Red-white Aggro; is it actually aggro?
By Neil T Stacey
Red-white Aggro has been a feature of Standard since before Fate Reforged was printed, and has gone on to become one of the most popular decks in Standard. Despite that, there doesn’t seem to be consensus on how best to build it. I personally have tinkered with a number of different approaches and never been that happy (or successful) with any one of them.
I’m not the only one flailing around here. Week to week, we see significant changes to the RW lists at the top tables. Even at the same tournament you’ll see disparate variations of the deck. One of the few fixtures in the deck has been Stormbreath Dragon in high numbers, and many of the deck’s advocates consider the card to be an automatic 4-of.

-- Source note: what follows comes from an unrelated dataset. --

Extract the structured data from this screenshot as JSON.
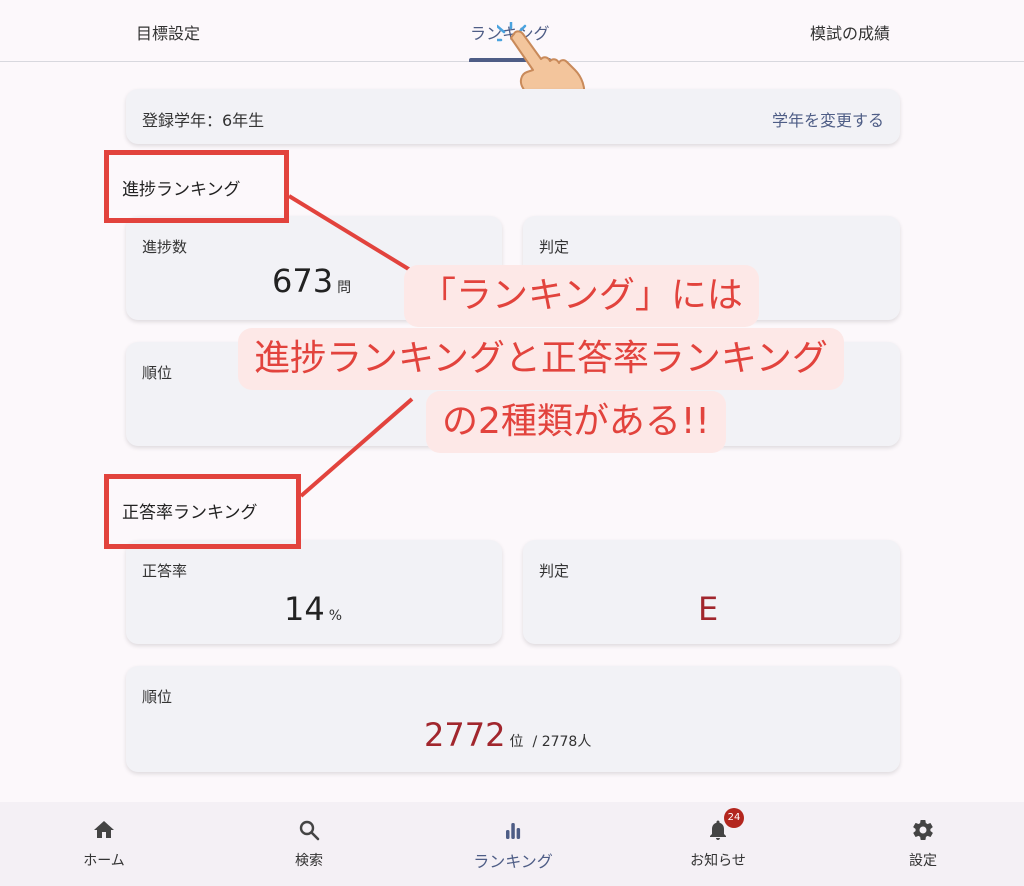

Ben Stark, on the other hand, got to the finals of GP Memphis last week with zero Stormbreath Dragon in his mainboard. Instead, he has maxed out on Outpost Siege. Initially not a popular card, it began to appear in sideboards a few weeks ago, as a trump in attrition games. Then one or two copies crept into maindecks.
Running a full set worked out for Stark, clearly, and his list was as follows:
RW Aggro by Ben Stark (GP Memphis)
4x Seeker of the Way
4x Soulfire Grand Master
4x Goblin Rabblemaster
4x Hordeling Outburst
4x Wild Slash
4x Stoke the Flames
3x Lightning Strike
1x Valorous Stance
4x Outpost Siege
4x Chained to the Rocks
4x Battlefield Forge
4x Temple of Triumph
3x Evolving Wilds
2x Valorous Stance
3x Stormbreath Dragon
2x Sarkhan, the Dragonspeaker
2x Arc Lightning
3x Mastery of the Unseen
When looking for pointers in how to design and play a deck, it is useful to look at similar decks from the past for direction. I’ve drawn mostly on my experience of aggressive decks when working with RW and that hasn’t worked out for me, I suspect because it’s fundamentally a mistake to think of this as an outright aggressive deck.
The deck lacks a set of good one-drops with which to go under your opponents. Even the two-drop slot is light on aggression. Instead, the deck’s strength lies in its ability to remove opposing threats in the early game, and presenting a series of threats that demand answers. RW is excellent at exchanging resources, and fairly poor at killing your opponent before they get to do anything. The exception, of course, is when Goblin Rabblemaster goes unopposed. That guy gets the job done.
That’s a rare scenario, however. When I ask my opponent if Rabblemaster survives to combat, the answer I expect is an emphatic no. More often than not, RW’s wins come later in the game, after an initial exchange of resources leaves both players relying on the top of their decks.
That game plan is similar to that of another Standard powerhouse from recent history. Take a close look at this deck list from June last year:
Mono-Black Devotion by Owen Turtenwald:
4x Lifebane Zombie
4x Pack Rat
4x Desecration Demon
4x Grey Merchant of Asphodel
1x Bile Blight
1x Ultimate Price
4x Devour Flesh
4x Hero’s Downfall
4x Underworld Connections
Superficially, these decks seem very different. But let’s look at how they break down in terms of the roles their cards are intended to play.
This deck breaks down into 16 threats, 14 removal spells and 4 enchantments that generate incremental card advantage.
Take another look at Stark’s RW list. It has 16 threats, 12 removal spells and 4 enchantments that generate incremental card advantage.
Looked at in this way, The RW list is much the same as Mono-black devotion of old, just with less removal. Despite the superficial differences, these two decks have near-identical structures, and similar game plans.
Of course, the removal in RW is less universal, so the deck depends on being able to put the burn spells to work on an opponent’s life total. Meanwhile, the Mono-black ran a couple more lands to support the higher curve, but it got to run Mutavaults as extra threats.
So despite having more threats and less removal than Stark’s RW, Mono-black Devotion was anything but an aggro deck. Sure, sometimes you won on turn 5 with an unopposed Pack Rat but that was plan B. Its game plan was to exchange resources with your opponent and either draw a stream of cards with Underworld Connections or outclass your opponent’s leftovers with a scary threat.
RW is starting to look more and more like a deck in the same mould. It has a ton of cheap removal geared toward exchanging resources early while its potent threats force your opponent to use their own removal, playing into your attrition game plan. A full set of Outpost Siege is the natural complement to this strategy, just as Underworld Connections was for Mono-black Devotion.
I’ve had very little success playing RW as a true aggressive deck, and I’ve often felt that it works best playing a more reactive role. That also fits my style of play a bit better; Mono-black Devotion and its variants brought me a lot of success and anything that plays similarly is appealing to me. I, for one, am very much on board for changing gears with RW and playing a game plan of attrition and card advantage. I just hope no-one notices my Mutavaults.